The decision by Houthi rebels to deploy mines and improvised weaponry in the Red Sea area risks severely damaging the global maritime trade, the UK’s Navy chief has warned.
Admiral Sir Phillip Jones said the Houthi’s “complex” and sometimes unconventional tactics would only exacerbate tensions and hinder chances of peace in Yemen.
“The use of sea mines and other potentially lethal weapons adjacent to such a pivotal maritime choke point adds further tension that could only destabilise what is already a long-running and damaging four-year conflict,” he told an audience at London’s Royal United Services Institute.
Such strategy could have “very significant repercussions for global maritime trade,” Admiral Jones added.
He was laying out the evolving threats and changes faced in naval warfare and used the Yemen conflict as an example.

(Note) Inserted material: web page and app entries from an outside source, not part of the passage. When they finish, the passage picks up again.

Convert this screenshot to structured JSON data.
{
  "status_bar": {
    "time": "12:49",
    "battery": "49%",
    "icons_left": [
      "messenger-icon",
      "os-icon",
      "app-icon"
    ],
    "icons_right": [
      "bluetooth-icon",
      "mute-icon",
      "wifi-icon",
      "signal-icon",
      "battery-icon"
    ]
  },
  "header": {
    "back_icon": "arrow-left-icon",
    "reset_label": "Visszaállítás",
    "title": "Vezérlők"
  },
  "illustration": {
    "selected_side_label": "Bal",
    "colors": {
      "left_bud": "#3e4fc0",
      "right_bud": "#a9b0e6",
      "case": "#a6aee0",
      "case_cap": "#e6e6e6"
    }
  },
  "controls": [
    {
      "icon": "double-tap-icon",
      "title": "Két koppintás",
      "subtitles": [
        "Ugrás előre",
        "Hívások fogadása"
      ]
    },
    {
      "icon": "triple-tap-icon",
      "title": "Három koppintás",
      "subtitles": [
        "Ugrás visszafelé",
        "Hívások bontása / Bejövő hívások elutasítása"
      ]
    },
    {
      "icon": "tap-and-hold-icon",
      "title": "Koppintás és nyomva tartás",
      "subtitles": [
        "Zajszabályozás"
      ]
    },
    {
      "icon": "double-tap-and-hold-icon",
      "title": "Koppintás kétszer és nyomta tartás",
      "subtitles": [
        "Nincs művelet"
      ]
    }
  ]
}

Speaking generally beforehand, Admiral Jones said the "rules" that governed the international system and kept it away from conflict were being eroded.
“In the southern Red Sea we are now seeing increasingly complex physical and manifestations of maritime power by the Houthi rebels in the way they target Saudi-led coalition forces at sea," said the Admiral.
“Their increased use of practical but unconventional technology such as remote controlled and autonomous surface craft is a particular concern to global mariners,” he added.
Houthi control of a large chunk of Yemen’s Red Sea coastline has led to fears the region is littered with unexploded ordinance. While they have withdrawn from the city of Hodeidah, the Houthis on Tuesday claimed a drone-attack on Saudi Arabian oil installations.